BACKGROUND: Real-world observational data are an important source of evidence on the treatment effectiveness for patients hospitalized with coronavirus disease 2019 (COVID-19). However, observational studies evaluating treatment effectiveness based on longitudinal data are often prone to methodological biases such as immortal time bias, confounding bias, and competing risks.
METHODS: For exemplary target trial emulation, we used a cohort of patients hospitalized with COVID-19 (n = 501) in a single centre. We described the methodology for evaluating the effectiveness of a single-dose treatment, emulated a trial using real-world data, and drafted a hypothetical study protocol describing the main components. To avoid immortal time and time-fixed confounding biases, we applied the clone-censor-weight technique. We set a 5-day grace period as a period of time when treatment could be initiated. We used the inverse probability of censoring weights to account for the selection bias introduced by artificial censoring. To estimate the treatment effects, we took the multi-state model approach. We considered a multi-state model with five states. The primary endpoint was defined as clinical severity status, assessed by a 5-point ordinal scale on day 30. Differences between the treatment group and standard of care treatment group were calculated using a proportional odds model and shown as odds ratios. Additionally, the weighted cause-specific hazards and transition probabilities for each treatment arm were presented.
RESULTS: Our study demonstrates that trial emulation with a multi-state model analysis is a suitable approach to address observational data limitations, evaluate treatment effects on clinically heterogeneous in-hospital death and discharge alive endpoints, and consider the intermediate state of admission to ICU. The multi-state model analysis allows us to summarize results using stacked probability plots that make it easier to interpret results.
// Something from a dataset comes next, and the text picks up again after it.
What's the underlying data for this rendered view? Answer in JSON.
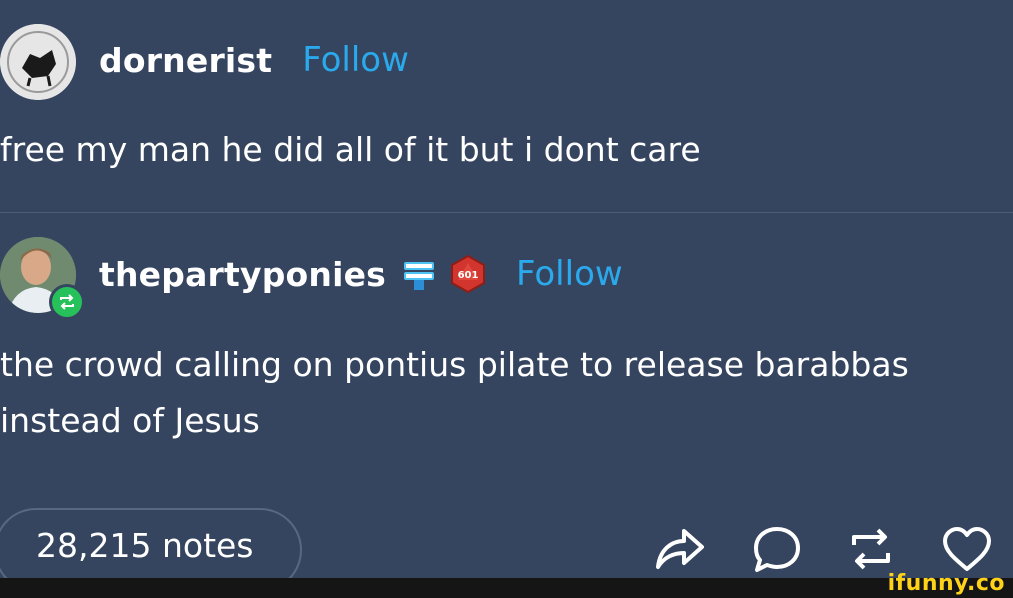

CONCLUSIONS: Extending the emulated target trial approach to multi-state model analysis complements treatment effectiveness analysis by gaining information on competing events. Combining two methodologies offers an option to address immortal time bias, confounding bias, and competing risk events. This methodological approach can provide additional insight for decision-making, particularly when data from randomized controlled trials (RCTs) are unavailable.